Last summer there was a lot of uncertainty regarding the whole November Nine ideer -- not just over what effect the delay might have in terms of the marketing of the WSOP, but the way introducing a four-month delay at such a crucial moment in a poker tournament tended to monkey with the “integrity” of the competition. The natural momentum of the tourney would be damaged, argued many. Players will study each others’ styles, get coaching, etc. -- all manner of things that couldn’t happen in a tourney otherwise.
All of which turned out to be true. Of course, the WSOP Main Event has always been a unique event, and so perhaps it isn’t necessarily correct to judge it according to the same criteria we use to evaluate other tournaments.
One detail of last year’s delayed final table that proved somewhat perplexing was the matter of seat assignments. The usual procedure for WSOP bracelet events -- the full table (i.e., nine-handed) hold’em and Omaha events, anyway -- is that once the 11th place finisher is eliminated, there is a redraw and the remaining ten sit around a single table, from which point there are no more redraws and they play down to a winner. However, last summer the word was there would, in fact, be another redraw of the final nine just before play began on Sunday, November 9, 2008.
This was what we heard -- on a fairly consistent basis -- for the entire four months between the end of play in July and the restart in November. I listened to and read several interviews with players, and each one said he expected there to be a redraw. Indeed, I recall hearing Scott Montgomery interviewed just a couple of days before the final table, and when asked he said he had no idea who would be seated on either side of him.
Confusion about seating assignments continued right up until the day play resumed. Lon McEachern appeared on ESPN’s The Poker Edge that week and (somewhat surprisingly) said there would be no redraw. When asked again, McEachern said he might be “speaking out of turn,” which I took to mean either he wasn’t sure or perhaps he was revealing something he wasn’t supposed to be revealing. You may recall that while we didn’t get a pay-per-view live telecast of the final table last year, there was an audio broadcast by Bluff Magazine, and at the start of that host Nick Geber actually said they were redrawing for new seat assignments. But then it turned out they did not -- the nine came back to sit in the same seats they had occupied when play ended in mid-July.

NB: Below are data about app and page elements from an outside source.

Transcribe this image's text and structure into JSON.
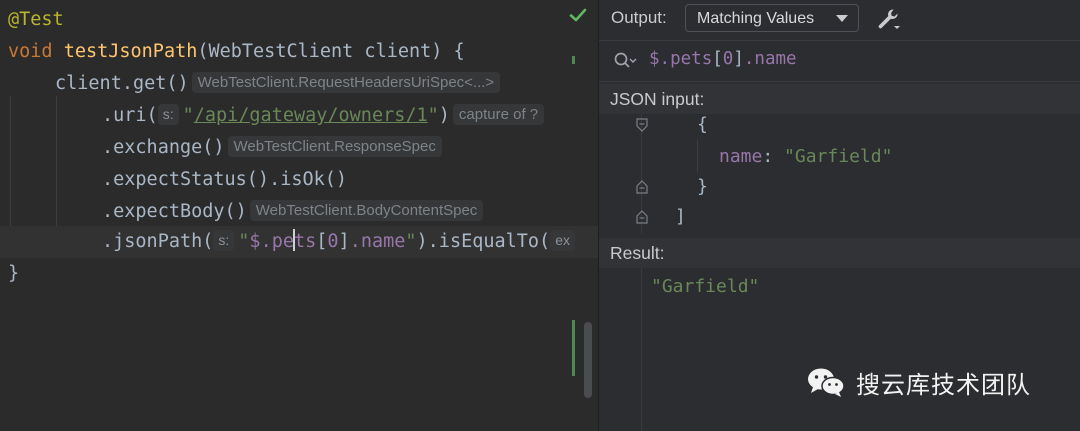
{
  "editor": {
    "line1": {
      "annotation": "@Test"
    },
    "line2": {
      "kw": "void",
      "method": "testJsonPath",
      "rest": "(WebTestClient client) {"
    },
    "line3": {
      "code": "client.get()",
      "hint": "WebTestClient.RequestHeadersUriSpec<...>"
    },
    "line4": {
      "open": ".uri(",
      "param_hint": "s:",
      "q1": "\"",
      "url": "/api/gateway/owners/1",
      "q2": "\"",
      "close": ")",
      "hint": "capture of ?"
    },
    "line5": {
      "code": ".exchange()",
      "hint": "WebTestClient.ResponseSpec"
    },
    "line6": {
      "code": ".expectStatus().isOk()"
    },
    "line7": {
      "code": ".expectBody()",
      "hint": "WebTestClient.BodyContentSpec"
    },
    "line8": {
      "open": ".jsonPath(",
      "param_hint": "s:",
      "q1": "\"",
      "dollar": "$",
      "p1": ".pe",
      "p2": "ts",
      "lb": "[",
      "idx": "0",
      "rb": "]",
      "name": ".name",
      "q2": "\"",
      "rest": ").isEqualTo(",
      "tail_hint": "ex"
    },
    "line9": {
      "code": "}"
    }
  },
  "panel": {
    "output_label": "Output:",
    "dropdown_value": "Matching Values",
    "query": {
      "dollar": "$",
      "p1": ".pets",
      "lb": "[",
      "idx": "0",
      "rb": "]",
      "name": ".name"
    },
    "json_input_label": "JSON input:",
    "json": {
      "open_brace": "{",
      "key": "name",
      "colon": ": ",
      "value": "\"Garfield\"",
      "close_brace": "}",
      "close_bracket": "]"
    },
    "result_label": "Result:",
    "result_value": "\"Garfield\""
  },
  "watermark": {
    "text": "搜云库技术团队"
  },
  "icons": {
    "check": "checkmark-icon",
    "wrench": "wrench-icon",
    "search": "search-icon",
    "chevron": "chevron-down-icon",
    "fold": "fold-icon",
    "wechat": "wechat-icon"
  },
  "colors": {
    "editor_bg": "#2b2b2b",
    "keyword": "#cc7832",
    "annotation": "#bbb529",
    "method": "#ffc66d",
    "string": "#6a8759",
    "jsonpath": "#9876aa",
    "check": "#5fb85f"
  }
}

This year I haven’t heard anyone say anything about redrawing for seats on November 7th. Rather, I think everyone is under the assumption that the players will come back to sit in the same seats they were in when Darvin Moon eliminated Jordan Smith in 10th place. Meaning this is what we’ll be looking at come November 7th:

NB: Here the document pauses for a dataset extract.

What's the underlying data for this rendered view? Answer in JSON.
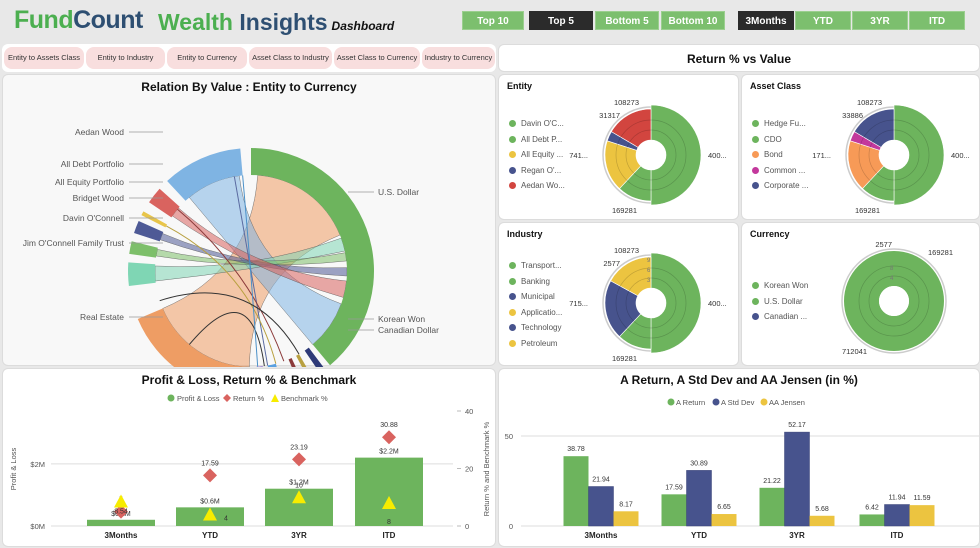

Seat 1: Darvin Moon (1st, 58,930,000)As we all know, position is about as important -- perhaps even more important -- than chip stacks or even the cards one gets. So it makes sense that those handicapping the November Nine take position into account. I’ve been enjoying the discussions over on Al Can’t Hang’s “Poker from the Rail” in which he’s invited some bloggers to weigh in on the nine players’ chances -- you can read those here, here, and here. And as one would expect, frequent references are made throughout to the players’ relative position to each other when assessing their prospects.
Seat 2: James Akenhead (9th, 6,800,000)
Seat 3: Phil Ivey (7th, 9,765,000)
Seat 4: Kevin Schaffel (6th, 12,390,000)
Seat 5: Steven Begleiter (3rd, 29,885,000)
Seat 6: Eric Buchman (2nd, 34,800,000)
Seat 7: Joe Cada (5th, 13,215,000)
Seat 8: Antoine Saout (8th, 9,500,000)
Seat 9: Jeff Shulman (4th, 19,580,000)
Position should be affecting the players’ preparation somewhat, too, which is what made last year’s confusion all the more strange. Jeff Shulman will return to find chip leader Darvin Moon on his left -- will that influence how Shulman and his new coach Phil Hellmuth plan their strategy? James Akenhead and Phil Ivey come back to short stacks, but they get to act after Moon on most hands early on. And I imagine Kevin Schaffel and Steven Begleiter are probably glad they get to act after Ivey, but they’ll have to contend with Eric Buchman acting after them. In any event, all nine have had plenty of time to prepare for how they are going to deal with their table-neighbors.
In fact, last summer and fall we were hearing that one of the reasons why there would be a redraw would be to prevent the players from being able to prepare too much based on their position -- in other words, the suggestion was a redraw would somehow help protect the “integrity” of the competition, even though (paradoxically) a redraw would’ve meant introducing a late change in procedure that would have made the Main Event different from other bracelet events.
But then there was no redraw. And like I say, there doesn’t appear to be any plan to have one this year, either. Should there be?
(November Nine photo by FlipChip)